Brian Drayton, of Weare (NH) Monthly Meeting, is a plant ecologist working in science education research. He has traveled extensively among Friends, carrying a concern to encourage those who contribute to their meeting’s ministry. He has given workshops, retreats, and addresses on topics in Quaker history and belief for many Friends meetings and Pendle Hill. In 2003 Brian was, with John Humphries, one of the originators of the Quaker Peacebuilders Camp, a program for teaching nonviolent action based on Quaker spirituality. His On Living With a Concern for Gospel Ministry has recently been among the best selling Quaker books. More recent writings include the Pendle Hill pamphlets Getting Rooted and James Nayler Speaking.
Being Faithful in Spiritual Isolation
A weekend facilitated by John Benson, Raye Hodgson, and Barbara Smith
April 24-26, 2015
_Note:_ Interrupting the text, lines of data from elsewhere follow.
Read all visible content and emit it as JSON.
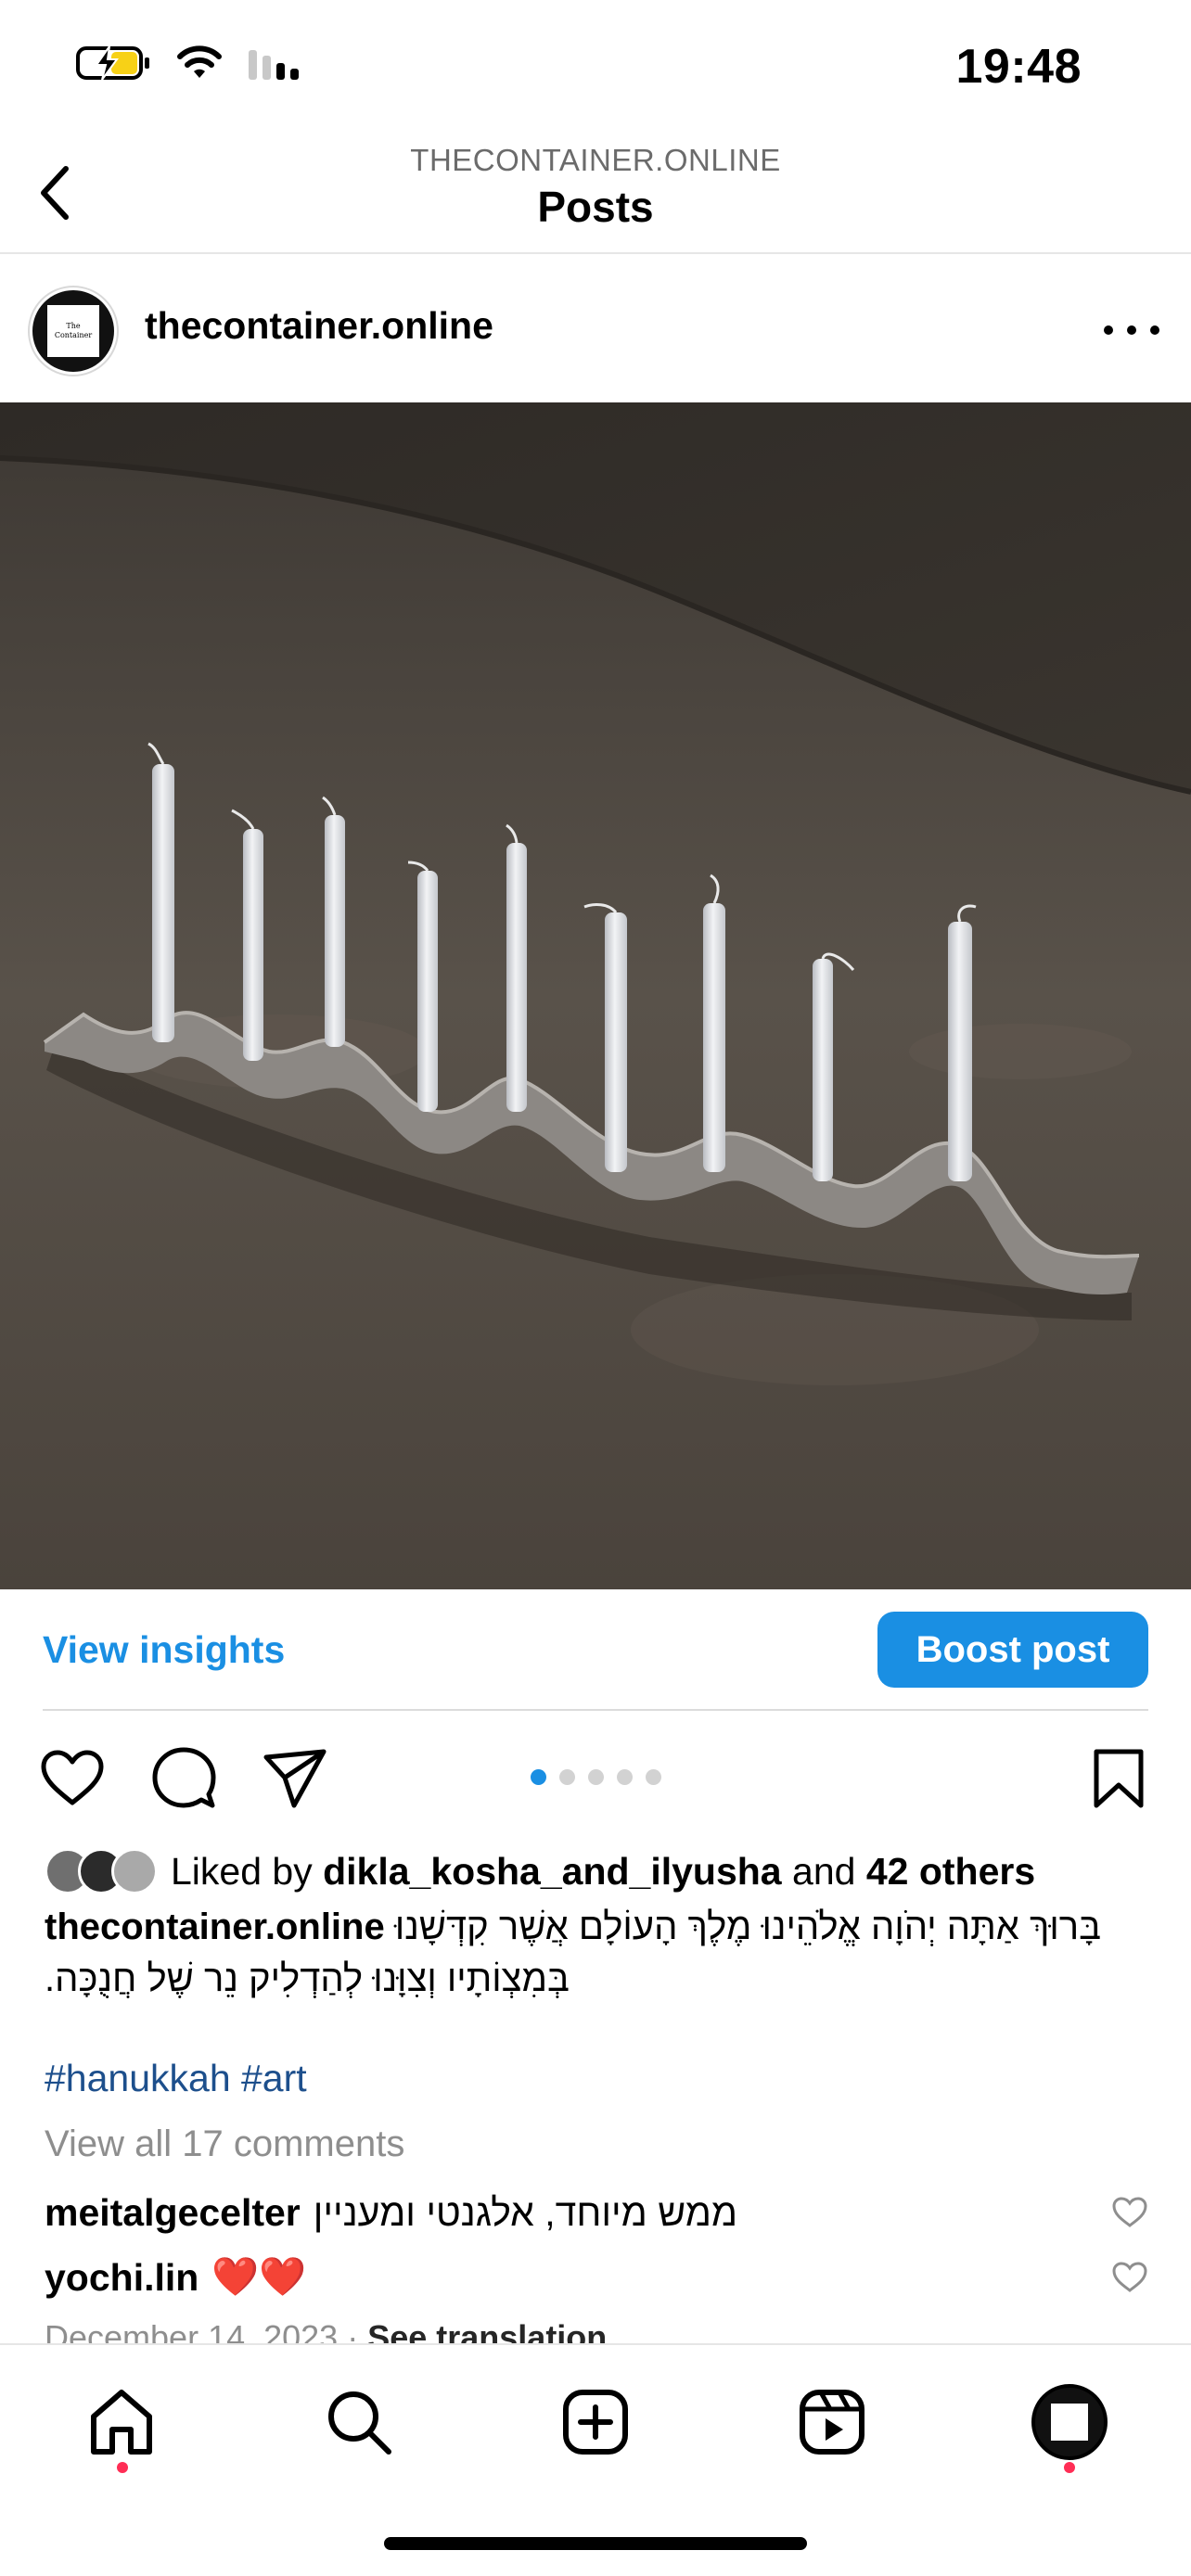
{
  "status_bar": {
    "time": "19:48"
  },
  "header": {
    "subtitle": "THECONTAINER.ONLINE",
    "title": "Posts"
  },
  "post": {
    "username": "thecontainer.online",
    "avatar_text": "The Container",
    "carousel": {
      "count": 5,
      "active": 1
    }
  },
  "insights": {
    "view_insights": "View insights",
    "boost_post": "Boost post"
  },
  "likes": {
    "prefix": "Liked by ",
    "user": "dikla_kosha_and_ilyusha",
    "middle": " and ",
    "others": "42 others"
  },
  "caption": {
    "user": "thecontainer.online",
    "text": "בָּרוּךְ אַתָּה יְהֹוָה אֱלֹהֵינוּ מֶלֶךְ הָעוֹלָם אֲשֶׁר קִדְּשָׁנוּ בְּמִצְוֹתָיו וְצִוָּנוּ לְהַדְלִיק נֵר שֶׁל חֲנֻכָּה."
  },
  "hashtags": "#hanukkah #art",
  "view_comments": "View all 17 comments",
  "comments": [
    {
      "user": "meitalgecelter",
      "text": "ממש מיוחד, אלגנטי ומעניין"
    },
    {
      "user": "yochi.lin",
      "text": "❤️❤️"
    }
  ],
  "date": "December 14, 2023",
  "date_separator": " · ",
  "see_translation": "See translation",
  "colors": {
    "accent": "#1a8fe3",
    "notification": "#ff2d55",
    "hashtag": "#1d4f8c"
  }
}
Throughout history, Christians have found themselves in situations where they are alone – spiritually isolated from those who are their brothers and sisters in Christ and living among people who are either overtly hostile to their faith or, at best, indifferent. The earliest apostles, missionaries in all ages, early Friends traveling in the ministry as well as those they converted, all found it challenging to maintain their faith and sense of calling without the fellowship and support of people who shared their faith. Today Christian and Christ-centered Friends often find themselves in the same situation, living far from a sympathetic Friends meeting and struggling to grow in their faith in isolation. Following God’s leading without the spiritual support of a faith community can be lonely, frustrating, and discouraging. But God calls some of us to just that situation.
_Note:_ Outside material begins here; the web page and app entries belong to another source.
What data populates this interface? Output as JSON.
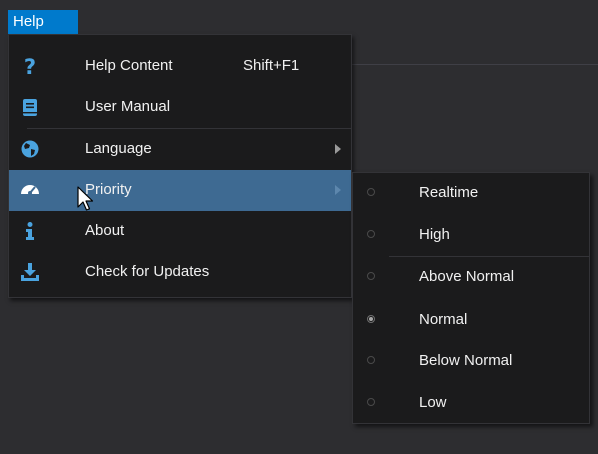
{
  "menubar": {
    "help_label": "Help"
  },
  "help_menu": {
    "items": [
      {
        "label": "Help Content",
        "shortcut": "Shift+F1",
        "icon": "question-mark-icon"
      },
      {
        "label": "User Manual",
        "icon": "book-icon"
      },
      {
        "label": "Language",
        "icon": "globe-icon",
        "has_submenu": true
      },
      {
        "label": "Priority",
        "icon": "speedometer-icon",
        "has_submenu": true,
        "highlighted": true
      },
      {
        "label": "About",
        "icon": "info-icon"
      },
      {
        "label": "Check for Updates",
        "icon": "download-icon"
      }
    ]
  },
  "priority_submenu": {
    "items": [
      {
        "label": "Realtime",
        "selected": false
      },
      {
        "label": "High",
        "selected": false
      },
      {
        "label": "Above Normal",
        "selected": false
      },
      {
        "label": "Normal",
        "selected": true
      },
      {
        "label": "Below Normal",
        "selected": false
      },
      {
        "label": "Low",
        "selected": false
      }
    ]
  },
  "colors": {
    "accent": "#007acc",
    "highlight": "#3e6a92",
    "icon_blue": "#4aa3df",
    "menu_bg": "#1b1b1c",
    "window_bg": "#2d2d30"
  }
}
One of the biggest and most obvious challenges comes with being a Christian Friend among non-Christians, but there are many more subtle aspects of living in isolation from other Christian Friends. In this workshop we, the participants, will share our experiences and difficulties, learning from one another how to nurture our faith and keep it alive and growing; how to discern when we are being called to minister to others; strategies for overcoming feelings of loneliness; how to see isolation as a gift and to make use of that gift; how to stay in touch with our wider faith community; and the importance of looking to God for our support and nurture instead of to other people.
John Benson is a member of Stillwater Meeting (Ohio Yearly Meeting) and a recorded minister of OYM. He receive an M.Div. from Yale in 2005 and serves as Director of Spiritual Care and Counseling at St. Mary’s Medical Center in Huntington, West Virginia. His work includes facilitating discussions of first-hand spiritual experiences and what we can learn from them. John is presently writing about the early apocalyptic visions of George Fox that were excluded from Rufus Jones’ edition of Fox’s Journal.
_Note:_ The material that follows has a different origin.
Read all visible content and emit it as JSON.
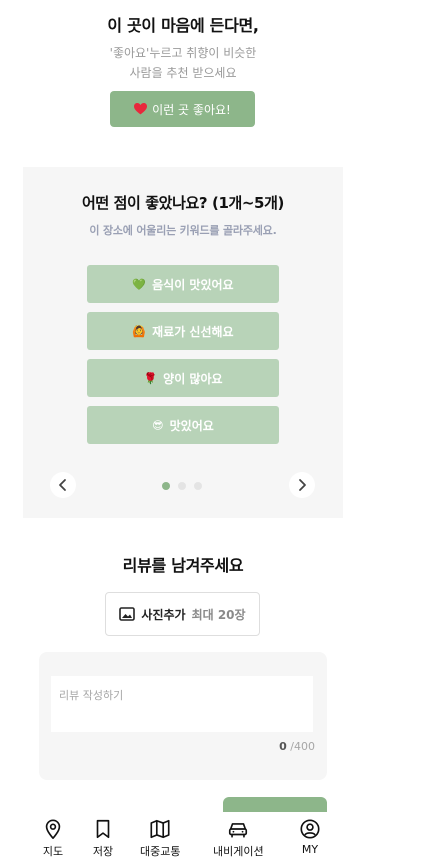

Raye Hodgson is a member of Short Creek Meeting (Ohio Yearly Meeting) in Adena, Ohio. She currently lives in Connecticut with her husband Randolph and her thirteen ducks. Raye has remained involved with OYM in a variety of ways over the twelve years since she moved “back east.” Not much has turned out as she expected when she left Ohio, so perhaps her primary lessons are as a far flung Friend have been to follow the Lord’s lead, letting go of ideas about how things ought to be, and to be available for whatever form of ministry may be called for.
Barbara Smith is an affiliate member of Rockingham Monthly Meeting (Ohio Yearly Meeting). She lives in the Fingerlakes Region of New York with her husband and children where they own and operate a small, organic dairy farm, which provides raw milk to families in the Ithaca area. Barb has a particular concern for encouraging the spiritual growth of individuals, isolated or not. She writes occasionally for online discussion venues, including in her blog: www.plainlyquaker.com